Now you ask two decisive follow-up questions:
With the first question you collect concrete examples of good leadership behavior, which you can now consciously strengthen.
With the second question you can also extract – even from the quieter employees – what could still be improved in their opinion.
Use this link to the document “Feedback for Leaders”. Please feel free to download it and adapt it to your needs, then look forward to enjoying some well-founded feedback – from all of your employees.
If you change one or two things based on the feedback received, then over time your employees will give you more feedback and will be more open with you. Step by step, you will get to know what your employees think of you.

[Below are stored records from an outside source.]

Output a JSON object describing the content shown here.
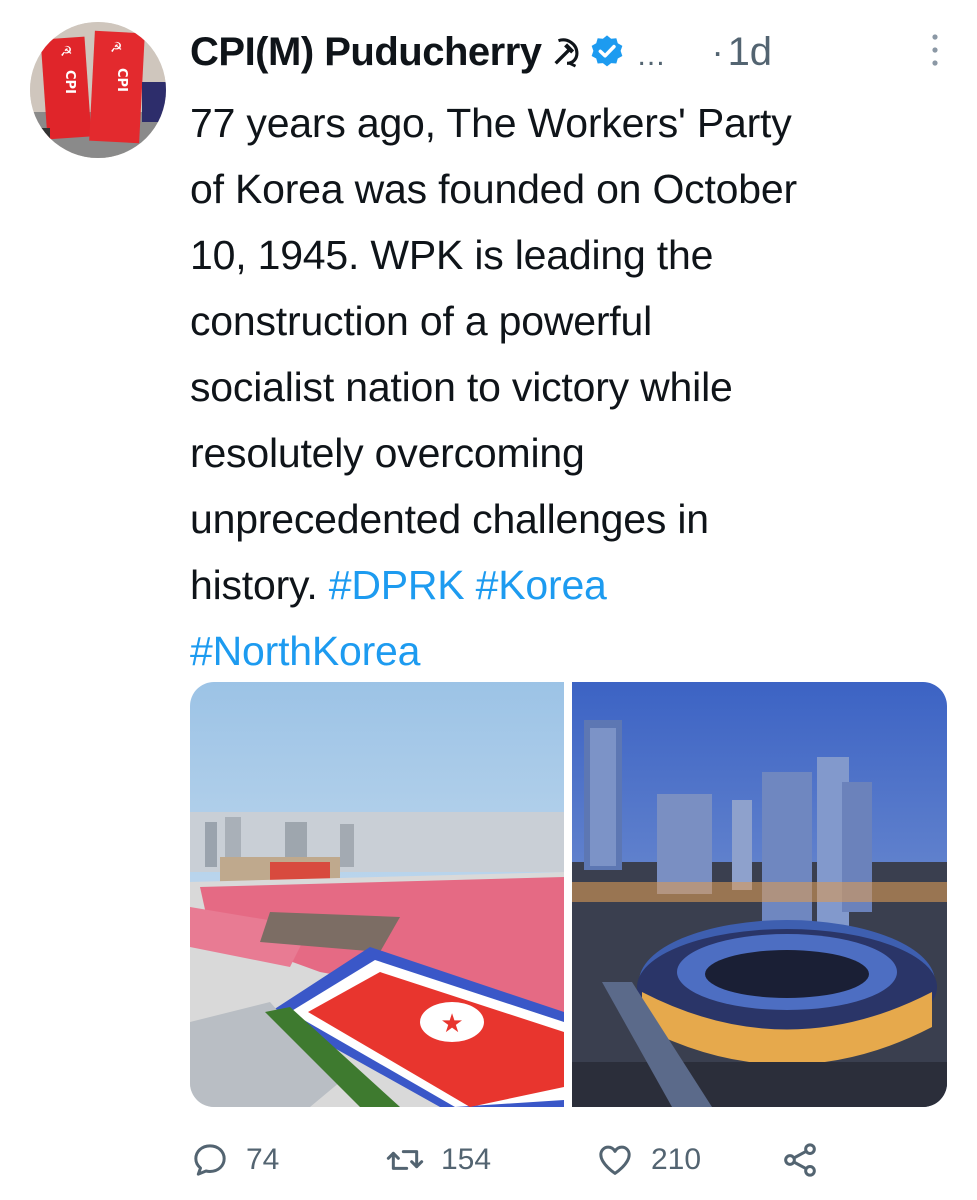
{
  "tweet": {
    "author_name": "CPI(M) Puducherry",
    "more_label": "...",
    "separator": "·",
    "timestamp": "1d",
    "text_lines": [
      "77 years ago, The Workers' Party",
      "of Korea was founded on October",
      "10, 1945. WPK is leading the",
      "construction of a powerful",
      "socialist nation to victory while",
      "resolutely overcoming",
      "unprecedented challenges in",
      "history."
    ],
    "hashtags": [
      "#DPRK",
      "#Korea",
      "#NorthKorea"
    ]
  },
  "actions": {
    "replies": "74",
    "retweets": "154",
    "likes": "210"
  },
  "colors": {
    "accent": "#1d9bf0",
    "text": "#0f1419",
    "muted": "#536471",
    "flag_red": "#e8352e",
    "flag_blue": "#3a57c8"
  },
  "icons": {
    "reply": "speech-bubble-icon",
    "retweet": "retweet-arrows-icon",
    "like": "heart-outline-icon",
    "share": "share-nodes-icon",
    "verified": "verified-badge-icon",
    "emblem": "hammer-sickle-icon"
  }
}
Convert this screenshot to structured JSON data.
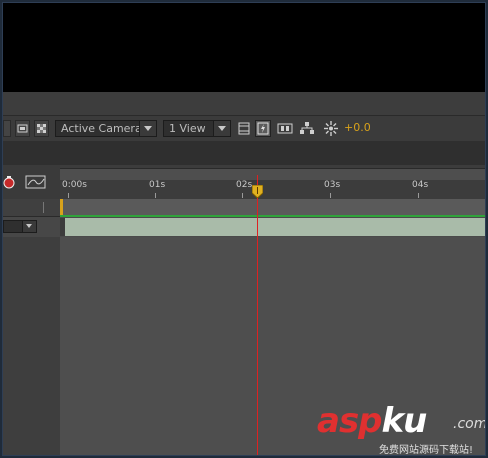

An increasing number of companies – and I am happy to say a few of my clients – have made feedback for leaders a requirement. For example, one of my clients conducts an annual moderated team workshop on leadership quality for each individual manager. At the end, leader and team work out an individual implementation plan together.
Other companies have their managers evaluated on a monthly basis via an app. That is also a way to do it, but it only works if each evaluation is followed up with a meeting between managers and workers in order to determine what exactly is good already and what still needs improvement. There is no substitute for personal exchange.
Feedback is not a new concept. However, regular, structured feedback for managers leading to a concrete plan for implementation for both leader and team is as ever an exception.
If you want to master the challenges together with your team, then you should enter into increased dialogue with your employees. Afterwards, you can all go and have lunch together, or go bowling, or enjoy a birthday cake, or in some way show yourself personally from your natural, human side.
You don’t need to be your employees’ best friend, but a good relationship with them leads to more valuable feedback. In that way you can together with the team find the best way to meet and master challenging goals and the demands made by fast-paced change of digitization.
I wish you the best of success!
Your Markus Jotzo